EMAP has reduced Just Seventeen, its flagship teenage girl’s magazine, from weekly to monthly frequency after its latest sales figures.
The switch, to be accompan ied by a price rise, will take place in April.
The announcement comes just ahead of the publication of the title’s new circulation figures at the end of this week.
The magazine fell by 34 per cent year on year in the 1996 January to June Audit Bureau of Circulations figures to 162,490. In the previous six-month period, it also fell 31 per cent. As recently as 1994, Just Seventeen was selling 260,000 copies a week.
“We have done three research studies on the magazine and found that teenagers are more aspirational now,” says Louise Matthews, the magazine’s publishing director. “What teenagers want is gloss and glamour. They still want the brand values of Just Seventeen, but not its present format.”
The source of the title’s troubles has been new competition in the form of EMAP’s It’s Bliss and Attic Futura’s Sugar magazines. Both monthly magazine’s launched in the past two years, and have quickly eaten into the established teen titles. EMAP’s fortnightly Smash Hits has also suffered from serious slumps.
The new breed of teen titles have increased sex-based editorial and higher quality production values, similar to women’s monthly glossies.

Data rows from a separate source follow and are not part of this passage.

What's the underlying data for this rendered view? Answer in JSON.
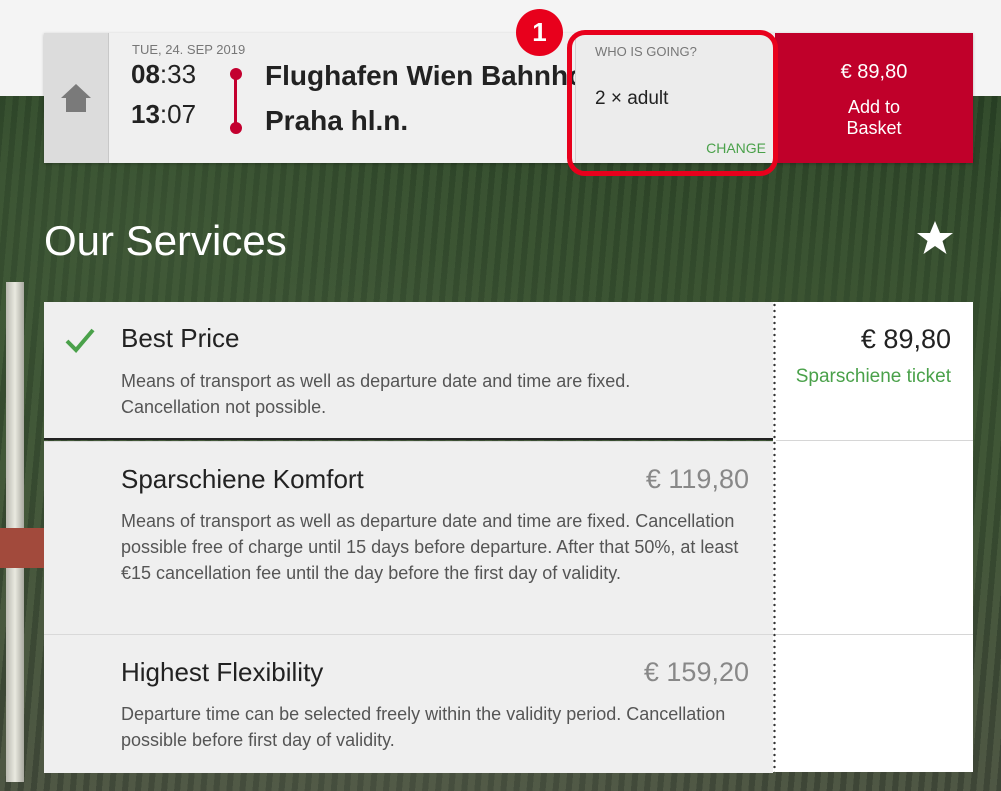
{
  "header": {
    "date": "TUE, 24. SEP 2019",
    "departure": {
      "hour": "08",
      "min": ":33",
      "station": "Flughafen Wien Bahnhof"
    },
    "arrival": {
      "hour": "13",
      "min": ":07",
      "station": "Praha hl.n."
    },
    "who": {
      "label": "WHO IS GOING?",
      "value": "2 × adult",
      "change": "CHANGE"
    },
    "basket": {
      "price": "€ 89,80",
      "label": "Add to Basket"
    }
  },
  "annotation": {
    "number": "1"
  },
  "services": {
    "title": "Our Services",
    "items": [
      {
        "title": "Best Price",
        "price": "",
        "desc": "Means of transport as well as departure date and time are fixed.\nCancellation not possible.",
        "selected": true
      },
      {
        "title": "Sparschiene Komfort",
        "price": "€ 119,80",
        "desc": "Means of transport as well as departure date and time are fixed. Cancellation possible free of charge until 15 days before departure. After that 50%, at least €15 cancellation fee until the day before the first day of validity."
      },
      {
        "title": "Highest Flexibility",
        "price": "€ 159,20",
        "desc": "Departure time can be selected freely within the validity period. Cancellation possible before first day of validity."
      }
    ],
    "selected_price": "€ 89,80",
    "selected_ticket": "Sparschiene ticket"
  },
  "colors": {
    "brand_red": "#c0002a",
    "accent_green": "#4aa14a",
    "annotation_red": "#e8001c"
  }
}
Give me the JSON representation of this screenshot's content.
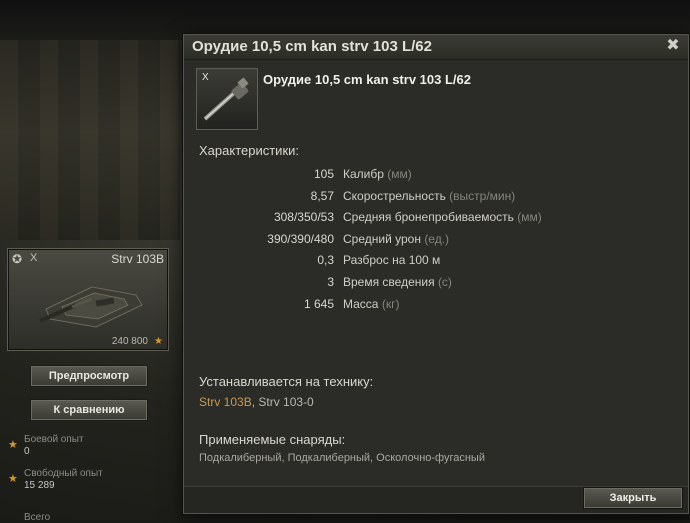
{
  "sidebar": {
    "vehicle": {
      "tier": "X",
      "name": "Strv 103B",
      "price": "240 800"
    },
    "preview_label": "Предпросмотр",
    "compare_label": "К сравнению",
    "combat_exp_label": "Боевой опыт",
    "combat_exp_value": "0",
    "free_exp_label": "Свободный опыт",
    "free_exp_value": "15 289",
    "cut_label": "Всего"
  },
  "dialog": {
    "title": "Орудие 10,5 cm kan strv 103 L/62",
    "module_tier": "X",
    "module_name": "Орудие 10,5 cm kan strv 103 L/62",
    "specs_heading": "Характеристики:",
    "specs": [
      {
        "value": "105",
        "label": "Калибр",
        "unit": "(мм)"
      },
      {
        "value": "8,57",
        "label": "Скорострельность",
        "unit": "(выстр/мин)"
      },
      {
        "value": "308/350/53",
        "label": "Средняя бронепробиваемость",
        "unit": "(мм)"
      },
      {
        "value": "390/390/480",
        "label": "Средний урон",
        "unit": "(ед.)"
      },
      {
        "value": "0,3",
        "label": "Разброс на 100 м",
        "unit": ""
      },
      {
        "value": "3",
        "label": "Время сведения",
        "unit": "(с)"
      },
      {
        "value": "1 645",
        "label": "Масса",
        "unit": "(кг)"
      }
    ],
    "installed_heading": "Устанавливается на технику:",
    "installed_main": "Strv 103B",
    "installed_sep": ", ",
    "installed_other": "Strv 103-0",
    "shells_heading": "Применяемые снаряды:",
    "shells": "Подкалиберный, Подкалиберный, Осколочно-фугасный",
    "close_label": "Закрыть"
  },
  "colors": {
    "accent_tank": "#c89a54",
    "gold": "#d59a2c"
  },
  "icons": [
    "close-icon",
    "nation-sweden-icon",
    "gun-module-icon",
    "star-icon",
    "credits-icon"
  ]
}
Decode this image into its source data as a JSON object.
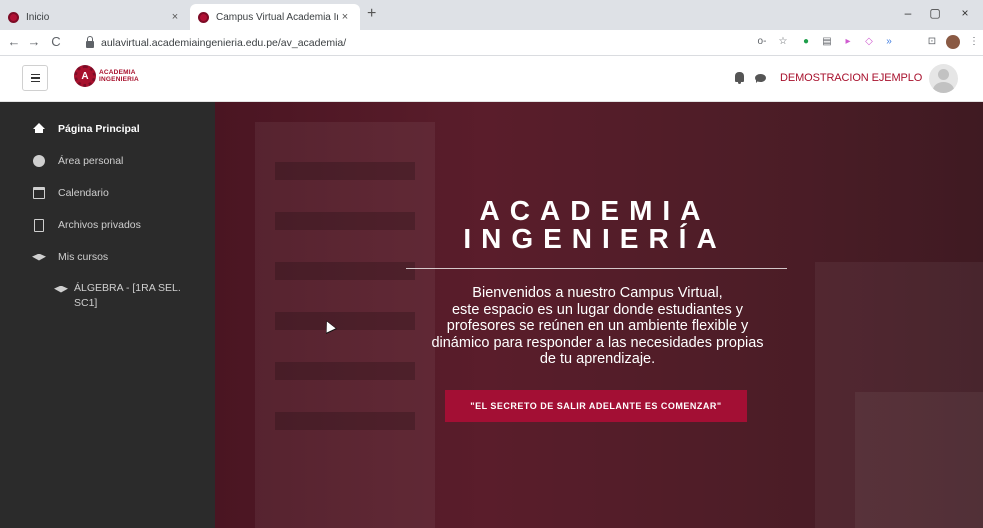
{
  "browser": {
    "tabs": [
      {
        "title": "Inicio",
        "active": false
      },
      {
        "title": "Campus Virtual Academia Ingeni",
        "active": true
      }
    ],
    "new_tab_glyph": "+",
    "close_glyph": "×",
    "url": "aulavirtual.academiaingenieria.edu.pe/av_academia/",
    "window_controls": {
      "minimize": "–",
      "maximize": "▢",
      "close": "×"
    },
    "nav_glyphs": {
      "back": "←",
      "forward": "→",
      "reload": "C"
    },
    "extension_icons": [
      "key-icon",
      "star-icon",
      "green-dot-icon",
      "cast-icon",
      "ext-icon",
      "ext-icon",
      "audio-icon",
      "media-icon"
    ],
    "extension_glyphs": [
      "o-",
      "☆",
      "●",
      "▤",
      "▸",
      "◇",
      "»",
      "⊡"
    ],
    "menu_glyph": "⋮"
  },
  "brand": {
    "logo_text_line1": "ACADEMIA",
    "logo_text_line2": "INGENIERIA",
    "logo_mark": "A",
    "accent_color": "#a8112d",
    "drawer_color": "#2b2b2b"
  },
  "navbar": {
    "user_name": "DEMOSTRACION EJEMPLO",
    "icons": [
      "bell-icon",
      "chat-icon"
    ]
  },
  "drawer": {
    "items": [
      {
        "label": "Página Principal",
        "icon": "home-icon",
        "active": true
      },
      {
        "label": "Área personal",
        "icon": "dashboard-icon",
        "active": false
      },
      {
        "label": "Calendario",
        "icon": "calendar-icon",
        "active": false
      },
      {
        "label": "Archivos privados",
        "icon": "file-icon",
        "active": false
      },
      {
        "label": "Mis cursos",
        "icon": "graduation-cap-icon",
        "active": false
      }
    ],
    "courses": [
      {
        "label": "ÁLGEBRA - [1RA SEL. SC1]",
        "icon": "graduation-cap-icon"
      }
    ]
  },
  "hero": {
    "title_line1": "ACADEMIA",
    "title_line2": "INGENIERÍA",
    "welcome_line1": "Bienvenidos a nuestro Campus Virtual,",
    "welcome_line2": "este espacio es un lugar donde estudiantes y",
    "welcome_line3": "profesores se reúnen en un ambiente flexible y",
    "welcome_line4": "dinámico para responder a las necesidades propias",
    "welcome_line5": "de tu aprendizaje.",
    "button_label": "\"EL SECRETO DE SALIR ADELANTE ES COMENZAR\""
  }
}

EMAP spent 400,000 on above- the-line advertising supporting Just Seventeen last year . An advertising campaign is expected to support the relaunch.